[Records from a data collection]
══════

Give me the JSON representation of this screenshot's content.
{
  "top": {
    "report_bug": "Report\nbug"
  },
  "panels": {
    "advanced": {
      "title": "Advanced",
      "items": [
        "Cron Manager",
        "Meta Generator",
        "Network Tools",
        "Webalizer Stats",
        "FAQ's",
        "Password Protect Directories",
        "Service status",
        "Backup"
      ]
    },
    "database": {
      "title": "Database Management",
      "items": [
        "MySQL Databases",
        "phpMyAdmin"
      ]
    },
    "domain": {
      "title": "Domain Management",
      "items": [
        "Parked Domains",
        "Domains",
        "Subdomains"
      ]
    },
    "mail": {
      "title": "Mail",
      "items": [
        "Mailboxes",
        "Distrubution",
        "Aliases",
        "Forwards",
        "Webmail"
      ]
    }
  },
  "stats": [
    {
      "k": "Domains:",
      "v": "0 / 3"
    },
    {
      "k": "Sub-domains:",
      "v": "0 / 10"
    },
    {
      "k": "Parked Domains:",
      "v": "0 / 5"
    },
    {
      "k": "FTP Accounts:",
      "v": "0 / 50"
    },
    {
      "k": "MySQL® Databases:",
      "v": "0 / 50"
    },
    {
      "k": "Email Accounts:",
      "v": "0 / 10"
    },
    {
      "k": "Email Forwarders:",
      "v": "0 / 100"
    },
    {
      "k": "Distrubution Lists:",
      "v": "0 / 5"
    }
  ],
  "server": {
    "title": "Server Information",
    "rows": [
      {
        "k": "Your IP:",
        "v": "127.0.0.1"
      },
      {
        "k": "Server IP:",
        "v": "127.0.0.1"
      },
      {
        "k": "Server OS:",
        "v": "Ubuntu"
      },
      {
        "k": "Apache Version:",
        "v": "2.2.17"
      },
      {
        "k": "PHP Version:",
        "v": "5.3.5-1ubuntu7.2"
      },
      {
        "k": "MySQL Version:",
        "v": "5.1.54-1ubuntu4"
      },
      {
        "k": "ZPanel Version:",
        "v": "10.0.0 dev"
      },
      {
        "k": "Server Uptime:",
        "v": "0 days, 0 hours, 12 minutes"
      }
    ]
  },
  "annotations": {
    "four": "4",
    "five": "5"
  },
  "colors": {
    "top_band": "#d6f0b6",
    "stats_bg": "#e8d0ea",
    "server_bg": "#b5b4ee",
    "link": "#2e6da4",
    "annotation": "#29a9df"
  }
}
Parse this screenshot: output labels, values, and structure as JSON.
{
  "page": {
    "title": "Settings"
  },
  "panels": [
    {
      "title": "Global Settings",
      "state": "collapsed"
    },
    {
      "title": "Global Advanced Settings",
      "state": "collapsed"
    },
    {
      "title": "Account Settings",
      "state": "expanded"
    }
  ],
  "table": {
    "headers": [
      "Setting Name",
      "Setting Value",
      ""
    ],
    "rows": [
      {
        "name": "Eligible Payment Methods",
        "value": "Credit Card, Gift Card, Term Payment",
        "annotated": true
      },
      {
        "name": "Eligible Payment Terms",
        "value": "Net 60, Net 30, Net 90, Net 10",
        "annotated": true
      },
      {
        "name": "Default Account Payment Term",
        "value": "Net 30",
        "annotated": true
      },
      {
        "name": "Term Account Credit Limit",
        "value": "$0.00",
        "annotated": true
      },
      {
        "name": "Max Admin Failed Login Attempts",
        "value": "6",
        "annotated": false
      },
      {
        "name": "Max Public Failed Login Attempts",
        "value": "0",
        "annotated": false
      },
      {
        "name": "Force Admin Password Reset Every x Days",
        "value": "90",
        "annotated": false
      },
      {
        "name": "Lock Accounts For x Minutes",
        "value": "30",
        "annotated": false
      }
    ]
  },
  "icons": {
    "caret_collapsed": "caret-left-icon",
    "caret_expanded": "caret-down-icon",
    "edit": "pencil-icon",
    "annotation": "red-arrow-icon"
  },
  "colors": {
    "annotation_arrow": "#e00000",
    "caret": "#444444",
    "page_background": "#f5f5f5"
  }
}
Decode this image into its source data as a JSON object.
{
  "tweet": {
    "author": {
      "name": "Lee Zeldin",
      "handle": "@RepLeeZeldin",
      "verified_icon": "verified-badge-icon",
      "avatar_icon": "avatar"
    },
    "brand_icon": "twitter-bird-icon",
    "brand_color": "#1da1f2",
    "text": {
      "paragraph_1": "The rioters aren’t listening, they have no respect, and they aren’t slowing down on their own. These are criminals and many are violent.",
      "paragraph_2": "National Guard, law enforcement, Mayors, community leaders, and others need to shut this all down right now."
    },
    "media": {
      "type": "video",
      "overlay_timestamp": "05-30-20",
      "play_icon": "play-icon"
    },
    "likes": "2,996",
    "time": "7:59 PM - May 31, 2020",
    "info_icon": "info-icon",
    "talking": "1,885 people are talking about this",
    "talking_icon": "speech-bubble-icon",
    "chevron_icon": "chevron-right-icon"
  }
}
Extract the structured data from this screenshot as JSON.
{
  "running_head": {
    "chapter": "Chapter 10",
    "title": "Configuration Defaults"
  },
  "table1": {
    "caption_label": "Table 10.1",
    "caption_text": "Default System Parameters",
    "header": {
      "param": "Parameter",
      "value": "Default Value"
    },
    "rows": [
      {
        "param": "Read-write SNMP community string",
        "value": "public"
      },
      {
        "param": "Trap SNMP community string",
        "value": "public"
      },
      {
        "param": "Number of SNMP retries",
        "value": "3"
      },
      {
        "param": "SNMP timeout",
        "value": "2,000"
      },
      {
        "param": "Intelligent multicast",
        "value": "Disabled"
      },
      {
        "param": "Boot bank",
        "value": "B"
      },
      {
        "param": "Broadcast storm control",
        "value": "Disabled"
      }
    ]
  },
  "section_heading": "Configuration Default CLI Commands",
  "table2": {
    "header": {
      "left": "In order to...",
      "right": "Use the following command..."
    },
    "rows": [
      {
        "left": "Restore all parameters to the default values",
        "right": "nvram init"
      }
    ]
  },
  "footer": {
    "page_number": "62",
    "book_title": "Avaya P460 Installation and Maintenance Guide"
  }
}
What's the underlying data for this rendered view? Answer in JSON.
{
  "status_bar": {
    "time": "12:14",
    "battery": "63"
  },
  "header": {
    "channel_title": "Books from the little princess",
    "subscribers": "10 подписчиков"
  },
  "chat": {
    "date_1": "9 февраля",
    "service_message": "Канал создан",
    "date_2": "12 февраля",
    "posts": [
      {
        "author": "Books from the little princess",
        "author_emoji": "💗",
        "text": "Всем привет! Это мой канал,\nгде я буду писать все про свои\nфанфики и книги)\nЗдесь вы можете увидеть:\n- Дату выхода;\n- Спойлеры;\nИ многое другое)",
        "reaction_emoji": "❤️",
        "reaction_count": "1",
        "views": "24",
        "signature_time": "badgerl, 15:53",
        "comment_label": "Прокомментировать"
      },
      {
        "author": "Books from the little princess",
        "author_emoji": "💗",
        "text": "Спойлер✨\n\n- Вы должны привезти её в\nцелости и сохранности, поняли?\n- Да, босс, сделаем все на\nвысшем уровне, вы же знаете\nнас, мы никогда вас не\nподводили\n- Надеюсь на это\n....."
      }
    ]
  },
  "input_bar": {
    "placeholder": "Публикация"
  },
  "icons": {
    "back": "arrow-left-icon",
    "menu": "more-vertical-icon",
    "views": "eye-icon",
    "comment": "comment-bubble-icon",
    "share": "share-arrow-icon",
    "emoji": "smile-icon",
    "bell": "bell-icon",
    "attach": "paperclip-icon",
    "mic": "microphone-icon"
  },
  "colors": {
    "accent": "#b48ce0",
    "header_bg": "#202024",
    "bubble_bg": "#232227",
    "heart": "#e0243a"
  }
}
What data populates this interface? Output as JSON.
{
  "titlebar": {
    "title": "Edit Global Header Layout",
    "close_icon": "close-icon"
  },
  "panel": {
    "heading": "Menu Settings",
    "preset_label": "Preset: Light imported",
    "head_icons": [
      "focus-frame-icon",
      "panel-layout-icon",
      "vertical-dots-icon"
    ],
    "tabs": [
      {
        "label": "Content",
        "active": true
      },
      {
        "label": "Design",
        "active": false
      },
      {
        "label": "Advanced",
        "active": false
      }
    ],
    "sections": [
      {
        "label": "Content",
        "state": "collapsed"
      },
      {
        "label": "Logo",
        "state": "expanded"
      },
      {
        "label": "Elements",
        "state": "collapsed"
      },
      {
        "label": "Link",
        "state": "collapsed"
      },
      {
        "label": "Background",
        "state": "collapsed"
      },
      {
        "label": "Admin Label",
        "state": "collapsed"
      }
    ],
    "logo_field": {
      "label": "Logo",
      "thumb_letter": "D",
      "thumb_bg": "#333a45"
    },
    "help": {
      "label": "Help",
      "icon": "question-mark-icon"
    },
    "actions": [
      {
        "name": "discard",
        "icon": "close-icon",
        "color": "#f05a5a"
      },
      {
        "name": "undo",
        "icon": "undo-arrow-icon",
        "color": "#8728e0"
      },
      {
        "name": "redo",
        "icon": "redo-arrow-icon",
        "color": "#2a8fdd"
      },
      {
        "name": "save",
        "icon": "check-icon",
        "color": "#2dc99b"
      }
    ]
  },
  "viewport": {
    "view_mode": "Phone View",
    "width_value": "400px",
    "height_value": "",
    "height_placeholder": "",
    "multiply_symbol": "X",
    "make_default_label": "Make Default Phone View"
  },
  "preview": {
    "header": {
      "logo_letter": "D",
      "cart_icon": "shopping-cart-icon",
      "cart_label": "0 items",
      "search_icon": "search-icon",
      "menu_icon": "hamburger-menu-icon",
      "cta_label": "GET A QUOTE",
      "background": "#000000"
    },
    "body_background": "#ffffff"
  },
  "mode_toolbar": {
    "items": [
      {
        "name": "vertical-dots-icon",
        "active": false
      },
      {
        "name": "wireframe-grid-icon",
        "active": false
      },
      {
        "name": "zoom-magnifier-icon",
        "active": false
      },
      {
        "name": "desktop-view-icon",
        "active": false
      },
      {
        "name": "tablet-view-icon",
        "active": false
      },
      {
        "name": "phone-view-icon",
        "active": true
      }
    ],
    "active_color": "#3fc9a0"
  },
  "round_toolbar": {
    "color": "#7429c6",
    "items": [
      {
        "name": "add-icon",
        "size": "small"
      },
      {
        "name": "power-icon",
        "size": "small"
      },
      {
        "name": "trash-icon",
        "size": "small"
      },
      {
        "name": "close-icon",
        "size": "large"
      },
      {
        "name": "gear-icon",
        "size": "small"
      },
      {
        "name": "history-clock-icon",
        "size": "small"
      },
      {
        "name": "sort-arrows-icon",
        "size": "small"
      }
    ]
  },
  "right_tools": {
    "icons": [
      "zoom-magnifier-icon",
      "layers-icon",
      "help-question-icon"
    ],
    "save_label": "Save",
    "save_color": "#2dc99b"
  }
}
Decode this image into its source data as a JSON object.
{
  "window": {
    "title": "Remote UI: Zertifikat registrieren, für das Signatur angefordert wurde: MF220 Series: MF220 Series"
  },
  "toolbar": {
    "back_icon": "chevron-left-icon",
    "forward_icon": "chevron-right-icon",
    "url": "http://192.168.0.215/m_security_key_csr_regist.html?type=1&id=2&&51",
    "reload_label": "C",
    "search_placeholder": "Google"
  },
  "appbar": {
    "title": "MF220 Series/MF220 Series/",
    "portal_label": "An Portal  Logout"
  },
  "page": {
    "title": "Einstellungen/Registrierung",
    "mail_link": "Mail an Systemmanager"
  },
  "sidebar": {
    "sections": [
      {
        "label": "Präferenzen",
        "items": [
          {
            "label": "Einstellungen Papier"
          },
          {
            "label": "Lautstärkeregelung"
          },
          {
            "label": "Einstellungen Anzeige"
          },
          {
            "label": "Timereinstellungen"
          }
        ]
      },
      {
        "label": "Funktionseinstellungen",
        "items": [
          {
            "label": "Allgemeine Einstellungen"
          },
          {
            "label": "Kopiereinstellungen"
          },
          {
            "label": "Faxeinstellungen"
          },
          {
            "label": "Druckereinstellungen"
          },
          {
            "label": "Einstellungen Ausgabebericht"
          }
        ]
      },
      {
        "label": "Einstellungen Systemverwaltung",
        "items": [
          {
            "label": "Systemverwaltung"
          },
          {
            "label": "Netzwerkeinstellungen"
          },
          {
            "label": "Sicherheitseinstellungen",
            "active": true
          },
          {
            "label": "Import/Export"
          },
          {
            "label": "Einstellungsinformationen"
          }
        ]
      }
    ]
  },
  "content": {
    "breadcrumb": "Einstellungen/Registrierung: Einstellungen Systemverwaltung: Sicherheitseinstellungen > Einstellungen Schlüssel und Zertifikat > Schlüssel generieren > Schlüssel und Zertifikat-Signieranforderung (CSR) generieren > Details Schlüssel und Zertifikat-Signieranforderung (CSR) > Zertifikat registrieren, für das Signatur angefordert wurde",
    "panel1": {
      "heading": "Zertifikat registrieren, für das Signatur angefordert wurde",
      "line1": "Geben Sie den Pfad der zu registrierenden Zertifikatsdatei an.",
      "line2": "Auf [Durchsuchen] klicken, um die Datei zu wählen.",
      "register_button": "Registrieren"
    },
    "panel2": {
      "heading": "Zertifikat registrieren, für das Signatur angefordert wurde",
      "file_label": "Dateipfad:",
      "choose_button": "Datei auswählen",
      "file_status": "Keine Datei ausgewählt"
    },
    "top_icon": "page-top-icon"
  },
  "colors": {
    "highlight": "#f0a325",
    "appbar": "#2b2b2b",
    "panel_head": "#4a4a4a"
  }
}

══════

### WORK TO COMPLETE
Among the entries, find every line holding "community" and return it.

### EXPECTED ANSWER
      "paragraph_2": "National Guard, law enforcement, Mayors, community leaders, and others need to shut this all down right now."
        "param": "Read-write SNMP community string",
        "param": "Trap SNMP community string",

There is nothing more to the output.